The emerging field of “neuropsychoanalysis” aims to combine two fundamentally different areas of study—psychoanalysis and neuroscience—for a whole new way of understanding how the mind works.

I am in an apartment on the Upper East Side of Manhattan, surrounded by psychoanalysts. At moments, if I half close my eyes, I can imagine I’m in some European city, circa 1930: “The Kleinians have this very disturbing, I think, notion of countertransference as being something the patient does to you. They’re moving too far away from Freud’s understanding…” But in fact it’s 2010, and the conversation is new…

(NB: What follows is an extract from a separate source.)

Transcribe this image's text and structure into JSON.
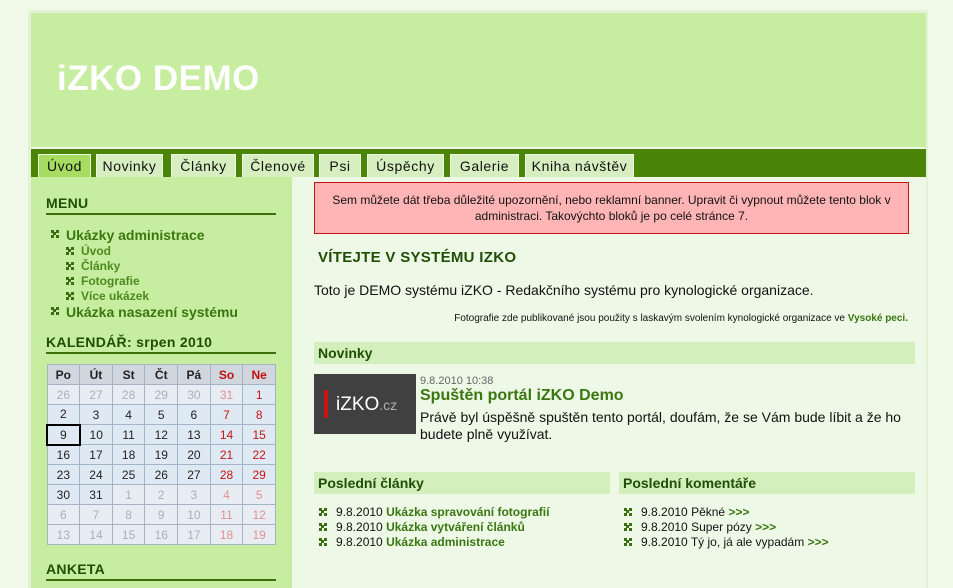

http://www.theatlantic.com/health/archive/2015/08/neuroscience-psychoanalysis-casey-schwartz-mind-fields/401999/

Casey Schwartz – The Atlantic

Therapy wars: the revenge of Freud

Cheap and effective, CBT became the dominant form of therapy, consigning Freud to psychology’s dingy basement. But new studies have cast doubt on its supremacy – and shown dramatic results for psychoanalysis. Is it time to get back on the couch?

Dr. David Pollens is a psychoanalyst who sees his patients in a modest ground-floor office on the Upper East Side of Manhattan, a neighbourhood probably only rivalled by the Upper West Side for the highest concentration of therapists anywhere on the planet. Pollens, who is in his early 60s, with thinning silver hair, sits in a wooden armchair at the head of a couch; his patients lie on the couch, facing away from him, the better to explore their most embarrassing fears or fantasies. Many of them come several times a week, sometimes for years, in keeping with analytic tradition. He has an impressive track record treating anxiety, depression and other disorders in adults and children, through the medium of uncensored and largely unstructured talk…

http://www.theguardian.com/science/2016/jan/07/therapy-wars-revenge-of-freud-cognitive-behavioural-therapy

Oliver Burkeman – The Guardian

Are You a Good Candidate for Psychoanalytic Treatment?

As we enter into the new year and make our resolutions, I wanted to go back to the beginning and answer the question, “Are you a good candidate for psychoanalytic treatment?”

Whether you’ve never been in any form of psychotherapy before or you can call yourself a therapy veteran, by the end of this post I hope that you’ll be able to answer the question, “Is psychoanalysis right for me?”…

http://blogs.psychcentral.com/practical-psychoanalysis/2016/01/are-you-a-good-candidate-for-psychoanalytic-treatment/

Mihaela Bernard, MA, LCPC – PsychCentral